There are a number of ways by which antimicrobial resistance can spread, and one that is of growing concern is the disposal of medicines by consumers down sinks and toilets. A new technique can help to assess the extent of the spread.
New research, published in The Lancet Infectious Diseases, presents the first clinical results with CAL02 in patients suffering from severe pneumonia, the first cause of infectious mortality in the world.
The findings are of significance for pharmaceutical companies and the medical sector. This is in the context of a time of great struggle for antibiotic companies given the increase in instances of antibiotic resistant bacteria. What is of particular global concern is the acceleration of resistance. U.S. Centers for Disease Control and Prevention (CDC) data finds that many high-income countries are entering a “post-antibiotic era.”
Nowadays, the brightest innovations usually happen at the intersection of different disciplines and technologies. A recent scientific achievement by Dr. Carsten Krieg, a researcher at Hollings Cancer Center (HCC), Medical University of South Carolina, is not an exception to this observation.
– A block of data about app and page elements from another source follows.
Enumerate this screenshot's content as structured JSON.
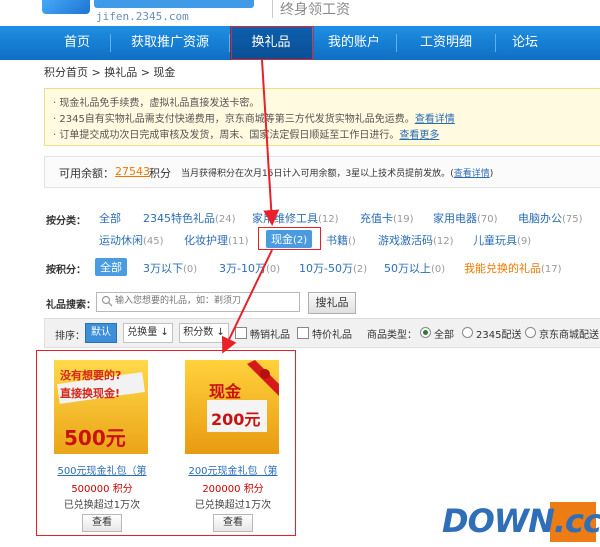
{
  "header": {
    "url": "jifen.2345.com",
    "slogan": "终身领工资"
  },
  "nav": [
    "首页",
    "获取推广资源",
    "换礼品",
    "我的账户",
    "工资明细",
    "论坛"
  ],
  "breadcrumb": "积分首页 > 换礼品 > 现金",
  "notice": {
    "line1": "· 现金礼品免手续费，虚拟礼品直接发送卡密。",
    "line2": "· 2345自有实物礼品需支付快递费用，京东商城等第三方代发货实物礼品免运费。",
    "line2_link": "查看详情",
    "line3": "· 订单提交成功次日完成审核及发货，周末、国家法定假日顺延至工作日进行。",
    "line3_link": "查看更多"
  },
  "balance": {
    "label": "可用余额：",
    "value": "27543",
    "unit": "积分",
    "note": "当月获得积分在次月15日计入可用余额，3星以上技术员提前发放。",
    "link": "查看详情"
  },
  "category_filter": {
    "label": "按分类：",
    "row1": [
      {
        "name": "全部",
        "count": ""
      },
      {
        "name": "2345特色礼品",
        "count": "(24)"
      },
      {
        "name": "家用维修工具",
        "count": "(12)"
      },
      {
        "name": "充值卡",
        "count": "(19)"
      },
      {
        "name": "家用电器",
        "count": "(70)"
      },
      {
        "name": "电脑办公",
        "count": "(75)"
      }
    ],
    "row2": [
      {
        "name": "运动休闲",
        "count": "(45)"
      },
      {
        "name": "化妆护理",
        "count": "(11)"
      },
      {
        "name": "现金",
        "count": "(2)"
      },
      {
        "name": "书籍",
        "count": "()"
      },
      {
        "name": "游戏激活码",
        "count": "(12)"
      },
      {
        "name": "儿童玩具",
        "count": "(9)"
      }
    ]
  },
  "points_filter": {
    "label": "按积分：",
    "items": [
      {
        "name": "全部",
        "count": ""
      },
      {
        "name": "3万以下",
        "count": "(0)"
      },
      {
        "name": "3万-10万",
        "count": "(0)"
      },
      {
        "name": "10万-50万",
        "count": "(2)"
      },
      {
        "name": "50万以上",
        "count": "(0)"
      },
      {
        "name": "我能兑换的礼品",
        "count": "(17)"
      }
    ]
  },
  "search": {
    "label": "礼品搜索：",
    "placeholder": "输入您想要的礼品，如：剃须刀",
    "button": "搜礼品"
  },
  "sortbar": {
    "label": "排序：",
    "default": "默认",
    "by_count": "兑换量 ↓",
    "by_points": "积分数 ↓",
    "hot": "畅销礼品",
    "special": "特价礼品",
    "type_label": "商品类型：",
    "type_all": "全部",
    "type_2345": "2345配送",
    "type_jd": "京东商城配送"
  },
  "products": [
    {
      "name": "500元现金礼包（第",
      "price": "500000",
      "unit": "积分",
      "sold": "已兑换超过1万次",
      "button": "查看",
      "img_line1": "没有想要的?",
      "img_line2": "直接换现金!",
      "img_amount": "500元"
    },
    {
      "name": "200元现金礼包（第",
      "price": "200000",
      "unit": "积分",
      "sold": "已兑换超过1万次",
      "button": "查看",
      "img_line1": "现金",
      "img_amount": "200元"
    }
  ],
  "watermark": "DOWN.cc",
  "colors": {
    "nav": "#1780d6",
    "accent_red": "#e8202a",
    "link": "#2b6db5",
    "price": "#d00000"
  }
}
With an ambitious goal in mind to advance the field of cancer immunotherapy, Dr. Krieg combines a very powerful analytical technique -- mass cytometry, with artificial intelligence (AI), machine learning and bioinformatics tools to visualize the obtained experimental data and have a bird’s-eye view of the immune system.
With all the hot discussions (for instance, here, here, here and here) going on right now among medicinal chemists, pharmaceutical researchers, and data scientists as to what artificial intelligence (AI) means for the future of drug discovery, the life science world has divided into “AI-believers”, “AI-atheists”, and “AI-agnostics”.
It is useless to repeat what has been many times said about successes of AI in areas like natural language processing, image processing, pattern recognition and self-driving cars (here is the summary), but few of us knew if those sort of results (or any meaningful results at all) could possibly be achieved with such complex systems as biological organisms… Finally, however, a hint of hope arrived.